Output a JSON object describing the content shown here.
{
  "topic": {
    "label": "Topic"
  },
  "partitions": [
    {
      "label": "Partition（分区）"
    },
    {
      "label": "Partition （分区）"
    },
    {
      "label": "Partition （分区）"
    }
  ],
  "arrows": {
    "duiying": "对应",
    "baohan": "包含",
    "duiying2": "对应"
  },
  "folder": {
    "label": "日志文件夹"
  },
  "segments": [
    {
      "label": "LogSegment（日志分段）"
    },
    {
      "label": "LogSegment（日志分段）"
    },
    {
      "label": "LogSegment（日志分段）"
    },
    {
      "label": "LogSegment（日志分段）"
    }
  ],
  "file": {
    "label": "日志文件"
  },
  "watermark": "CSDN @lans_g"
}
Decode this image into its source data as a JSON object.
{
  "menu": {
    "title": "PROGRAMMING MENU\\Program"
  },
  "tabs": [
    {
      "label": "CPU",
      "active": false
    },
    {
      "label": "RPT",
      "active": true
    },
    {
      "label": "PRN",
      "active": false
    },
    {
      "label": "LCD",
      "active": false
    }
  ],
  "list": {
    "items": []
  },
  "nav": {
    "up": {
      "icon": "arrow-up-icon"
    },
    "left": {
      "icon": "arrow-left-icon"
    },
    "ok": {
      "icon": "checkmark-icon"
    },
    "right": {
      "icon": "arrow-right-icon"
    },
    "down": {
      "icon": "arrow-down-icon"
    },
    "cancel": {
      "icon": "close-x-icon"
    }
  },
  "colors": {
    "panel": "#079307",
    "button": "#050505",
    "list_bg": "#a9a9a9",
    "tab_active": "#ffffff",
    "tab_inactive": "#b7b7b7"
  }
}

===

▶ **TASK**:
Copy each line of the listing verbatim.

▶ **ANSWER SPACE**:
Output a JSON object describing the content shown here.
{
  "topic": {
    "label": "Topic"
  },
  "partitions": [
    {
      "label": "Partition（分区）"
    },
    {
      "label": "Partition （分区）"
    },
    {
      "label": "Partition （分区）"
    }
  ],
  "arrows": {
    "duiying": "对应",
    "baohan": "包含",
    "duiying2": "对应"
  },
  "folder": {
    "label": "日志文件夹"
  },
  "segments": [
    {
      "label": "LogSegment（日志分段）"
    },
    {
      "label": "LogSegment（日志分段）"
    },
    {
      "label": "LogSegment（日志分段）"
    },
    {
      "label": "LogSegment（日志分段）"
    }
  ],
  "file": {
    "label": "日志文件"
  },
  "watermark": "CSDN @lans_g"
}
Decode this image into its source data as a JSON object.
{
  "menu": {
    "title": "PROGRAMMING MENU\\Program"
  },
  "tabs": [
    {
      "label": "CPU",
      "active": false
    },
    {
      "label": "RPT",
      "active": true
    },
    {
      "label": "PRN",
      "active": false
    },
    {
      "label": "LCD",
      "active": false
    }
  ],
  "list": {
    "items": []
  },
  "nav": {
    "up": {
      "icon": "arrow-up-icon"
    },
    "left": {
      "icon": "arrow-left-icon"
    },
    "ok": {
      "icon": "checkmark-icon"
    },
    "right": {
      "icon": "arrow-right-icon"
    },
    "down": {
      "icon": "arrow-down-icon"
    },
    "cancel": {
      "icon": "close-x-icon"
    }
  },
  "colors": {
    "panel": "#079307",
    "button": "#050505",
    "list_bg": "#a9a9a9",
    "tab_active": "#ffffff",
    "tab_inactive": "#b7b7b7"
  }
}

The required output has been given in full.